Brian McCollum, Boone County collector, is still unsure about the net effect of TIFs in Columbia and whether that net is positive or negative. “These things can go on for 23 years,” he says. “I’m not sure, until I saw the numbers, how many dollars actually get redirected and how much, in 23 years, that assessment changes normally.”
McCollum provided the numbers for The Tiger in 2013 and The Broadway in 2014: between the two, $403,588.47 was redirected to TIF. McCollum said that sales tax revenue would be a good indicator of catalytic TIF impact, but that can be hard to sort as well. In an email, County Assessor Tom Schauwecker wrote: “There is no empirical evidence to support the theory that a TIF has had a positive impact on surrounding properties in downtown Columbia. Proximity to the University of Missouri campus and unprecedented growth in student enrollment has enhanced the demand for property downtown.”
In December, the County won the lawsuit against the city. Judge Gary Oxenhandler ruled that Columbia had violated reporting procedures required for TIFs; as of mid-February, Columbia is banned from creating new TIF projects until 2020. The city appealed the ruling to the Missouri Court of Appeals’ Western District.
Almost concurrently with the lawsuit decision, the hotel TIFs suffered a setback. Following a request from the TIF Commission, the city’s finance department discovered that the two TIFs had been receiving too much sales tax money, due to a legal misinterpretation. The TIFs had been receiving sales tax revenue on hotel room stays, which are exempt under state law (Lynn Cannon, the city’s assistant finance director, characterized the state statute as “somewhat vague”). The taxing entities will reclaim $104,509 from the Tiger TIF and $91,789 from the Regency TIF.
The refund is bad news for all parties. The developers will be paid back slower, which means the tax rates will stay frozen for longer. Parmley says that he was disappointed — but not particularly surprised — by the misinterpretation and its “significant” financial effect on the TIF. He’s unruffled by the city-county dispute, at least in its relation to the two hotel projects. “It appears that the technicality the city failed to report was some annual requirement,” he says. “It seemed to me that it didn’t have much to do with the two TIF projects as much as [the city and county] trying to negotiate with each other over past issues.”
St. Romaine says that the public debate comes down to a difference in “the philosophical understanding of what a TIF is.” When asked what the city’s understanding was, he says, “It enables projects to occur that otherwise would not.”
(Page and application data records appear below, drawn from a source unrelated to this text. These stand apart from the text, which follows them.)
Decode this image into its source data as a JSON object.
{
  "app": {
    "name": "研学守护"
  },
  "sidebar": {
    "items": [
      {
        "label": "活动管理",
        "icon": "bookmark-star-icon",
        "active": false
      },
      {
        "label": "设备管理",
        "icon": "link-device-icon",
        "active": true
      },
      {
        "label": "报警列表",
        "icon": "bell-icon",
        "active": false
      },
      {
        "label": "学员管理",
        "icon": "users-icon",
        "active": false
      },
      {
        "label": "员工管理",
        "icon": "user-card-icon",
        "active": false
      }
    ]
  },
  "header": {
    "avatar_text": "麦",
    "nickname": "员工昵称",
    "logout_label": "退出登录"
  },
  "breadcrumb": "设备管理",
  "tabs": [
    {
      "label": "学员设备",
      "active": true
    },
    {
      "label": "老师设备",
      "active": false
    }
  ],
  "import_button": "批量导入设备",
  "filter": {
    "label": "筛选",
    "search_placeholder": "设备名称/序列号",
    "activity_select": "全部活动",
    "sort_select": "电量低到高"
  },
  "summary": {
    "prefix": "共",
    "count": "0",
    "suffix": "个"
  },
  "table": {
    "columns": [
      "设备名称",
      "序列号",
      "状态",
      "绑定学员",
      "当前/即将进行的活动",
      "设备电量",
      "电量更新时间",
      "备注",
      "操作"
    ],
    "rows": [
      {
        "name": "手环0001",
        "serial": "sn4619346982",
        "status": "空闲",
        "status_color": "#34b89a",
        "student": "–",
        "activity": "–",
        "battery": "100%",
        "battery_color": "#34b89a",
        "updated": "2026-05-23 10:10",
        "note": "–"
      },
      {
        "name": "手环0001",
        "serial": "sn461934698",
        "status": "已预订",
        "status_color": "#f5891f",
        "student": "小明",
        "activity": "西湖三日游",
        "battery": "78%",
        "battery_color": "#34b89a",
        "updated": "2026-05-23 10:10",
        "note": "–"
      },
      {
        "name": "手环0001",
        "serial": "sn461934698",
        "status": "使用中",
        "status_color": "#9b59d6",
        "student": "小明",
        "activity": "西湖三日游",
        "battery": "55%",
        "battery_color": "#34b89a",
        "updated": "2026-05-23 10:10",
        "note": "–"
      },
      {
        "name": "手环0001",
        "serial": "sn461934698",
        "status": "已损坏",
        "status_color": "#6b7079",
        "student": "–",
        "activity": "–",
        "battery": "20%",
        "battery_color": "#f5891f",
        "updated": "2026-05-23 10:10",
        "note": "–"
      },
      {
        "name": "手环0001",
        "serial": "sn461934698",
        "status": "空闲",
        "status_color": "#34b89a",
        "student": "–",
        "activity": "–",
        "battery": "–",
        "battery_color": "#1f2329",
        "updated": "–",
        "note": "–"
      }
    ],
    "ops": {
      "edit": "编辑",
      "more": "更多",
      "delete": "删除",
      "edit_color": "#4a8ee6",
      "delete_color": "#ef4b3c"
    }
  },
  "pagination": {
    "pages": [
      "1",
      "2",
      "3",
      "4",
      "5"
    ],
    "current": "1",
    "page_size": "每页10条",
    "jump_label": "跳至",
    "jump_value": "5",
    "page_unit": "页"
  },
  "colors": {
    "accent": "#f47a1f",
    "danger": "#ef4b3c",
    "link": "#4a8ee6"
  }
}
TIF’s future in Columbia is unclear for now. Two of these projects are now embedded and healthy in the downtown economy. Two hotels now help keep more travelers in the economic center of the city. But TIF is complicated.